When adopting new technologies, they should prove to be superior or at least equivalent. This should be manifested in:
2. Quality of life
3. Functional outcomes, blood loss, operative time, complications and length of hospital stay.
According to Dr. Girish Kulkarni, there have been five randomized trials published so far (Figure 1). However, the risk of bias in the five randomized controlled trials is not negligible, as can be seen in figure 2.
Figure 1- The five randomized controlled trials comparing open to radical cystectomy:
Figure 2 – The risk of bias in the five randomized controlled trials:
Long term data from the Memorial Sloan Kettering Cancer Center (MSKCC) randomized controlled trial comparing robotic to open radical cystectomy demonstrated no difference in oncologic outcomes, including recurrence-free survival and disease-specific survival. Furthermore, there was no difference in short term oncologic outcomes.
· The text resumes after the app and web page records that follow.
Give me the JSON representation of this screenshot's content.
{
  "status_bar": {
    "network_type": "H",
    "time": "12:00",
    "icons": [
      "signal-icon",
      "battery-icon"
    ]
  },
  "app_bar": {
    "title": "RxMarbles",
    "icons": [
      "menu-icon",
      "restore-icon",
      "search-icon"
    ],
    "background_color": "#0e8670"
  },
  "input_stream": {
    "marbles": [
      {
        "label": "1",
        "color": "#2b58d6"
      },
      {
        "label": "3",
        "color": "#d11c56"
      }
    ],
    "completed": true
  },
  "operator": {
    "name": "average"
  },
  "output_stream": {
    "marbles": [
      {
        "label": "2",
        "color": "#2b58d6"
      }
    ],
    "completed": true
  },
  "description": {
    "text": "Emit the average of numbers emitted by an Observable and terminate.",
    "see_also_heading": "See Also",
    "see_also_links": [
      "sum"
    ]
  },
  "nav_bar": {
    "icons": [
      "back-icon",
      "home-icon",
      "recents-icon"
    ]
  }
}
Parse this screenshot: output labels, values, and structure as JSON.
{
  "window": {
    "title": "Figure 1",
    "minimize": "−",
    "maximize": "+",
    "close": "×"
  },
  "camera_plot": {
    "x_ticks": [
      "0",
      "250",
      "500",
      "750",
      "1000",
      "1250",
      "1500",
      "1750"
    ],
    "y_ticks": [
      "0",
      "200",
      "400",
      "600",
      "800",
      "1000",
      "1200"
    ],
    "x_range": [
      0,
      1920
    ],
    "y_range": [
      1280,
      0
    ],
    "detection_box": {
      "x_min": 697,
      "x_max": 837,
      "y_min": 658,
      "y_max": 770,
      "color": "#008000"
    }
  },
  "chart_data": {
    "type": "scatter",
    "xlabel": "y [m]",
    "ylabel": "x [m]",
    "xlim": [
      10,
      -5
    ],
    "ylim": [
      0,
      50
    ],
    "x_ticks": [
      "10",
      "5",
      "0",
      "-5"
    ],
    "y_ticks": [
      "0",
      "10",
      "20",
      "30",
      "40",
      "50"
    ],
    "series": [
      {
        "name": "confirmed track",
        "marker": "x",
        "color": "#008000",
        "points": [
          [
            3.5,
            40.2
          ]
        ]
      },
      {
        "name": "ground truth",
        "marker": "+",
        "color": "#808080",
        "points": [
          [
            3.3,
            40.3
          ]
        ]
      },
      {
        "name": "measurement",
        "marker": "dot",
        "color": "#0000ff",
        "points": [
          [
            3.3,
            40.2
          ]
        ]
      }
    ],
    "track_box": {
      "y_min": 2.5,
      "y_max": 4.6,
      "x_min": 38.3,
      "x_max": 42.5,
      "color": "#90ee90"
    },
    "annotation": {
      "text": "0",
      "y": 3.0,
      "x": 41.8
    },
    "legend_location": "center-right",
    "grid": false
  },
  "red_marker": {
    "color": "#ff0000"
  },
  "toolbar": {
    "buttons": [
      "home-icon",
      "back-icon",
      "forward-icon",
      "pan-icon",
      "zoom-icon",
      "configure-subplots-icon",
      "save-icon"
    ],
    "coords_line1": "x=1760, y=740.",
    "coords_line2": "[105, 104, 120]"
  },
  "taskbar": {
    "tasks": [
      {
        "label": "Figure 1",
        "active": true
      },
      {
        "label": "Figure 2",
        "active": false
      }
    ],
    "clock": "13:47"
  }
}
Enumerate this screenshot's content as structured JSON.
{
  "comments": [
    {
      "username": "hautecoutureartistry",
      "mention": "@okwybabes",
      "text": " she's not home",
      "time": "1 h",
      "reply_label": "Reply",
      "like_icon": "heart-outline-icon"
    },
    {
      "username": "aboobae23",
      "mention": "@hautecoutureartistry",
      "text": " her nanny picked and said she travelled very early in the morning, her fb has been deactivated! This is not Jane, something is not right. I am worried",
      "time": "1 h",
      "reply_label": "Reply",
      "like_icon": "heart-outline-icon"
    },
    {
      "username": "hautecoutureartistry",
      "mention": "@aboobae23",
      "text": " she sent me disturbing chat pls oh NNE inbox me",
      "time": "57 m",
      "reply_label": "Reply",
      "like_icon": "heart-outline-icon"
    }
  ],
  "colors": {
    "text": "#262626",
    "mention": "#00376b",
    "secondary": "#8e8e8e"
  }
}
These included lymph-node yield, T stage, and positive margin rate. However, the rate of distant recurrences was significantly higher among the open radical cystectomy group, but no differences in the overall recurrence rates were apparent. When assessing the disease progression rates in some of the other randomized trials, no significant differences could be discerned in disease progression parameters (Figure 3)
Figure 3 – Disease progression:
Additional parameters that have been assessed in the relevant randomized controlled trials included the health-related quality of life at 90 days post-surgery, which was almost identical between the two modalities. The rate of major complications was similar in all randomized controlled trials as well. When assessing the various additional outcomes among these studies, the forest plots (figure 4) demonstrate that there is a clear benefit to robotic radical cystectomy with lower blood transfusion rates and shorter operating times, but the length of hospital stay was very similar. Lastly, bowel function was compared as well, and the scores were quite similar. An important point the difference in cost-effectiveness, which demonstrated that robotic radical cystectomy was not cost effective in any of the studies. On average, an additional 3000-4000$ was spent per each case, irrespective of follow-up. This is a significant limitation of robotic radical cystectomy that should be recognized.
Figure 4 - Comparison of various outcomes among the various trials:
Summarizing all the data, Dr. Kulkarni stated that level one evidence currently exists demonstrating that robotic radical cystectomy is not inferior to open radical cystectomy. He concluded his talk stating that the same advantages and disadvantages that were shown many years ago, when robotic radical prostatectomy was compared to open radical prostatectomy are seen in the comparison of open and robotic radical cystectomy (Figure 5). This should lead us to adopt robotic radical cystectomy in the same manner as robotic radical prostatectomy had been adopted, taking into account the required learning curve needed to master this modality.
Figure 5 – Summarizing the comparison between robotic and open radical cystectomy:
Presented by: Girish S. Kulkarni, MD, Ph.D., FRCSC, Medical Advisory and Research Board, University of Toronto, Toronto, Ontario
Written by: Hanan Goldberg, MD, Urologic Oncology Fellow (SUO), University of Toronto, Princess Margaret Cancer Centre, Twitter: @GoldbergHanan at the CUOS – Canadian Uro-Oncology Summit 2019, #CUOS19 January 10-12, 2019 Westin Harbour Castle, Toronto, Ontario, Canada
Further Related Content:
Open Radical Cystectomy, Controversial Topics in Urothelial Carcinoma